---------- Extracted entries ----------
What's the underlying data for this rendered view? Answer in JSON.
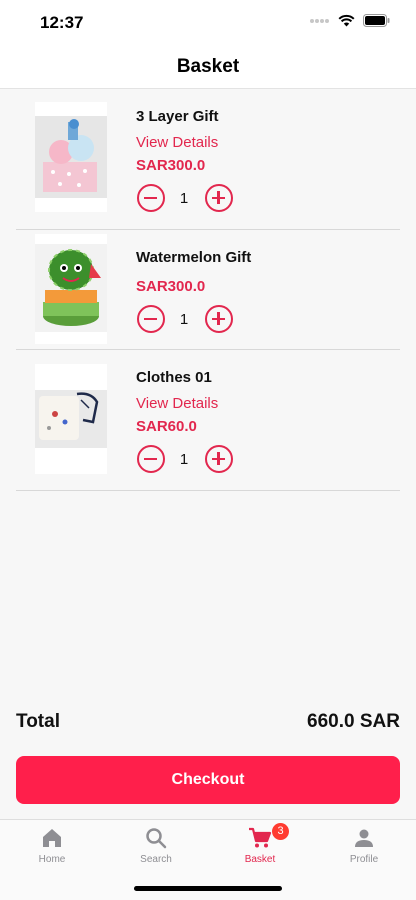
{
  "status_bar": {
    "time": "12:37"
  },
  "nav": {
    "title": "Basket"
  },
  "items": [
    {
      "name": "3 Layer Gift",
      "details_label": "View Details",
      "price": "SAR300.0",
      "quantity": "1"
    },
    {
      "name": "Watermelon Gift",
      "price": "SAR300.0",
      "quantity": "1"
    },
    {
      "name": "Clothes 01",
      "details_label": "View Details",
      "price": "SAR60.0",
      "quantity": "1"
    }
  ],
  "summary": {
    "total_label": "Total",
    "total_value": "660.0 SAR"
  },
  "checkout_label": "Checkout",
  "tabs": [
    {
      "label": "Home",
      "icon": "home-icon"
    },
    {
      "label": "Search",
      "icon": "search-icon"
    },
    {
      "label": "Basket",
      "icon": "cart-icon",
      "badge": "3",
      "active": true
    },
    {
      "label": "Profile",
      "icon": "person-icon"
    }
  ],
  "colors": {
    "accent": "#e2274e",
    "button": "#ff1f4b",
    "badge": "#ff3b30",
    "inactive": "#8e8e93"
  }
}
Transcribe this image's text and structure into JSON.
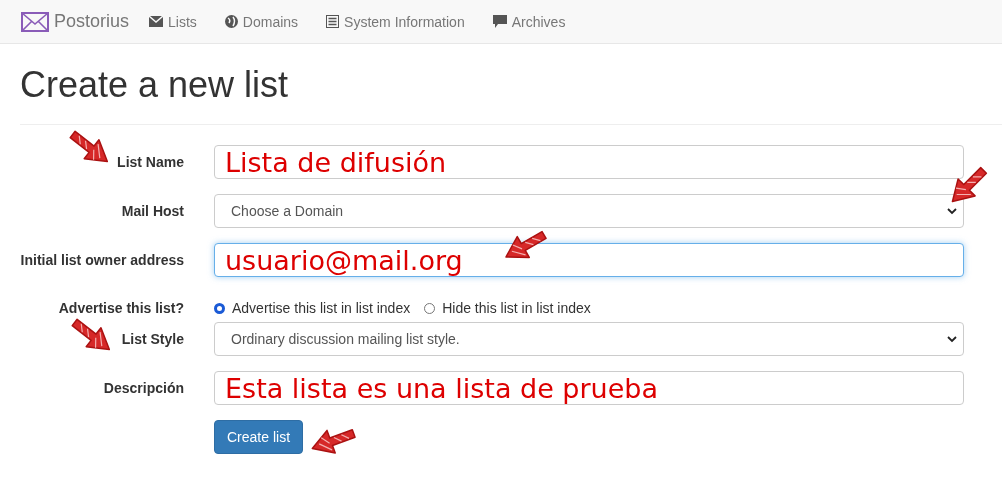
{
  "navbar": {
    "brand": "Postorius",
    "links": [
      {
        "label": "Lists"
      },
      {
        "label": "Domains"
      },
      {
        "label": "System Information"
      },
      {
        "label": "Archives"
      }
    ]
  },
  "title": "Create a new list",
  "form": {
    "rows": [
      {
        "kind": "text",
        "label": "List Name",
        "value": "Lista de difusión",
        "focused": false
      },
      {
        "kind": "select",
        "label": "Mail Host",
        "value": "Choose a Domain"
      },
      {
        "kind": "text",
        "label": "Initial list owner address",
        "value": "usuario@mail.org",
        "focused": true
      },
      {
        "kind": "radio",
        "label": "Advertise this list?",
        "options": [
          {
            "label": "Advertise this list in list index",
            "selected": true
          },
          {
            "label": "Hide this list in list index",
            "selected": false
          }
        ]
      },
      {
        "kind": "select",
        "label": "List Style",
        "value": "Ordinary discussion mailing list style."
      },
      {
        "kind": "text",
        "label": "Descripción",
        "value": "Esta lista es una lista de prueba",
        "focused": false
      }
    ],
    "submit": "Create list"
  }
}
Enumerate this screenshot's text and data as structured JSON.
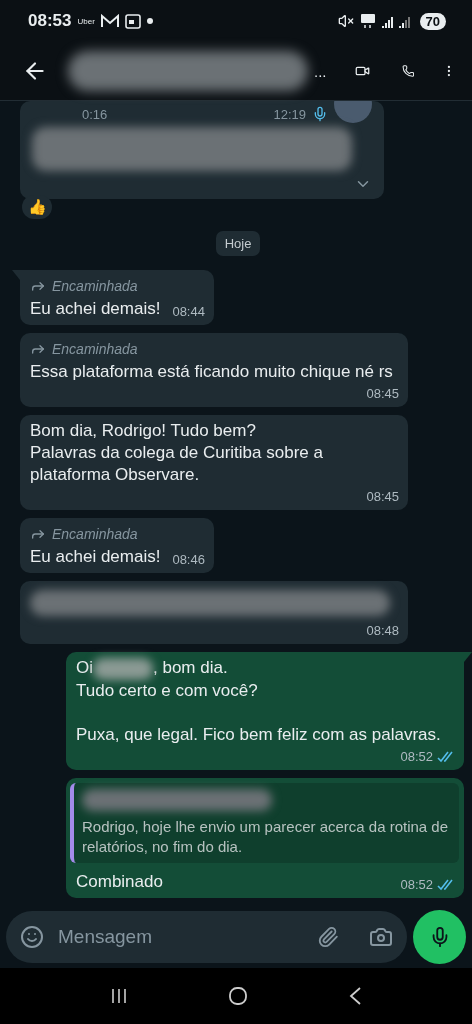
{
  "status_bar": {
    "time": "08:53",
    "app_label": "Uber",
    "battery": "70"
  },
  "header": {
    "title_visible": "..."
  },
  "date_chip": "Hoje",
  "top_message": {
    "duration": "0:16",
    "time": "12:19",
    "reaction": "👍"
  },
  "messages": [
    {
      "kind": "text",
      "outgoing": false,
      "tail": true,
      "forwarded": true,
      "forward_label": "Encaminhada",
      "text": "Eu achei demais!",
      "time": "08:44"
    },
    {
      "kind": "text",
      "outgoing": false,
      "tail": false,
      "forwarded": true,
      "forward_label": "Encaminhada",
      "text": "Essa plataforma está ficando muito chique né rs",
      "time": "08:45"
    },
    {
      "kind": "text",
      "outgoing": false,
      "tail": false,
      "forwarded": false,
      "text": "Bom dia, Rodrigo! Tudo bem?\nPalavras da colega de Curitiba sobre a plataforma Observare.",
      "time": "08:45"
    },
    {
      "kind": "text",
      "outgoing": false,
      "tail": false,
      "forwarded": true,
      "forward_label": "Encaminhada",
      "text": "Eu achei demais!",
      "time": "08:46"
    },
    {
      "kind": "hidden",
      "outgoing": false,
      "tail": false,
      "forwarded": false,
      "time": "08:48"
    },
    {
      "kind": "greeting",
      "outgoing": true,
      "tail": true,
      "forwarded": false,
      "before": "Oi",
      "after": ", bom dia.\nTudo certo e com você?\n\nPuxa, que legal. Fico bem feliz com as palavras.",
      "time": "08:52",
      "read": true
    },
    {
      "kind": "reply",
      "outgoing": true,
      "tail": false,
      "forwarded": false,
      "quote": "Rodrigo, hoje lhe envio um parecer acerca da rotina de relatórios, no fim do dia.",
      "text": "Combinado",
      "time": "08:52",
      "read": true
    }
  ],
  "composer": {
    "placeholder": "Mensagem"
  }
}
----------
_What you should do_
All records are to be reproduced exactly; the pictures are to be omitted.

_Solution for this task_
What's the underlying data for this rendered view? Answer in JSON.
{
  "status_bar": {
    "time": "12:37"
  },
  "nav": {
    "title": "Basket"
  },
  "items": [
    {
      "name": "3 Layer Gift",
      "details_label": "View Details",
      "price": "SAR300.0",
      "quantity": "1"
    },
    {
      "name": "Watermelon Gift",
      "price": "SAR300.0",
      "quantity": "1"
    },
    {
      "name": "Clothes 01",
      "details_label": "View Details",
      "price": "SAR60.0",
      "quantity": "1"
    }
  ],
  "summary": {
    "total_label": "Total",
    "total_value": "660.0 SAR"
  },
  "checkout_label": "Checkout",
  "tabs": [
    {
      "label": "Home",
      "icon": "home-icon"
    },
    {
      "label": "Search",
      "icon": "search-icon"
    },
    {
      "label": "Basket",
      "icon": "cart-icon",
      "badge": "3",
      "active": true
    },
    {
      "label": "Profile",
      "icon": "person-icon"
    }
  ],
  "colors": {
    "accent": "#e2274e",
    "button": "#ff1f4b",
    "badge": "#ff3b30",
    "inactive": "#8e8e93"
  }
}
Transcribe this image's text and structure into JSON.
{
  "navbar": {
    "brand": "Postorius",
    "links": [
      {
        "label": "Lists"
      },
      {
        "label": "Domains"
      },
      {
        "label": "System Information"
      },
      {
        "label": "Archives"
      }
    ]
  },
  "title": "Create a new list",
  "form": {
    "rows": [
      {
        "kind": "text",
        "label": "List Name",
        "value": "Lista de difusión",
        "focused": false
      },
      {
        "kind": "select",
        "label": "Mail Host",
        "value": "Choose a Domain"
      },
      {
        "kind": "text",
        "label": "Initial list owner address",
        "value": "usuario@mail.org",
        "focused": true
      },
      {
        "kind": "radio",
        "label": "Advertise this list?",
        "options": [
          {
            "label": "Advertise this list in list index",
            "selected": true
          },
          {
            "label": "Hide this list in list index",
            "selected": false
          }
        ]
      },
      {
        "kind": "select",
        "label": "List Style",
        "value": "Ordinary discussion mailing list style."
      },
      {
        "kind": "text",
        "label": "Descripción",
        "value": "Esta lista es una lista de prueba",
        "focused": false
      }
    ],
    "submit": "Create list"
  }
}
Enumerate this screenshot's text and data as structured JSON.
{
  "status_bar": {
    "time": "08:53",
    "app_label": "Uber",
    "battery": "70"
  },
  "header": {
    "title_visible": "..."
  },
  "date_chip": "Hoje",
  "top_message": {
    "duration": "0:16",
    "time": "12:19",
    "reaction": "👍"
  },
  "messages": [
    {
      "kind": "text",
      "outgoing": false,
      "tail": true,
      "forwarded": true,
      "forward_label": "Encaminhada",
      "text": "Eu achei demais!",
      "time": "08:44"
    },
    {
      "kind": "text",
      "outgoing": false,
      "tail": false,
      "forwarded": true,
      "forward_label": "Encaminhada",
      "text": "Essa plataforma está ficando muito chique né rs",
      "time": "08:45"
    },
    {
      "kind": "text",
      "outgoing": false,
      "tail": false,
      "forwarded": false,
      "text": "Bom dia, Rodrigo! Tudo bem?\nPalavras da colega de Curitiba sobre a plataforma Observare.",
      "time": "08:45"
    },
    {
      "kind": "text",
      "outgoing": false,
      "tail": false,
      "forwarded": true,
      "forward_label": "Encaminhada",
      "text": "Eu achei demais!",
      "time": "08:46"
    },
    {
      "kind": "hidden",
      "outgoing": false,
      "tail": false,
      "forwarded": false,
      "time": "08:48"
    },
    {
      "kind": "greeting",
      "outgoing": true,
      "tail": true,
      "forwarded": false,
      "before": "Oi",
      "after": ", bom dia.\nTudo certo e com você?\n\nPuxa, que legal. Fico bem feliz com as palavras.",
      "time": "08:52",
      "read": true
    },
    {
      "kind": "reply",
      "outgoing": true,
      "tail": false,
      "forwarded": false,
      "quote": "Rodrigo, hoje lhe envio um parecer acerca da rotina de relatórios, no fim do dia.",
      "text": "Combinado",
      "time": "08:52",
      "read": true
    }
  ],
  "composer": {
    "placeholder": "Mensagem"
  }
}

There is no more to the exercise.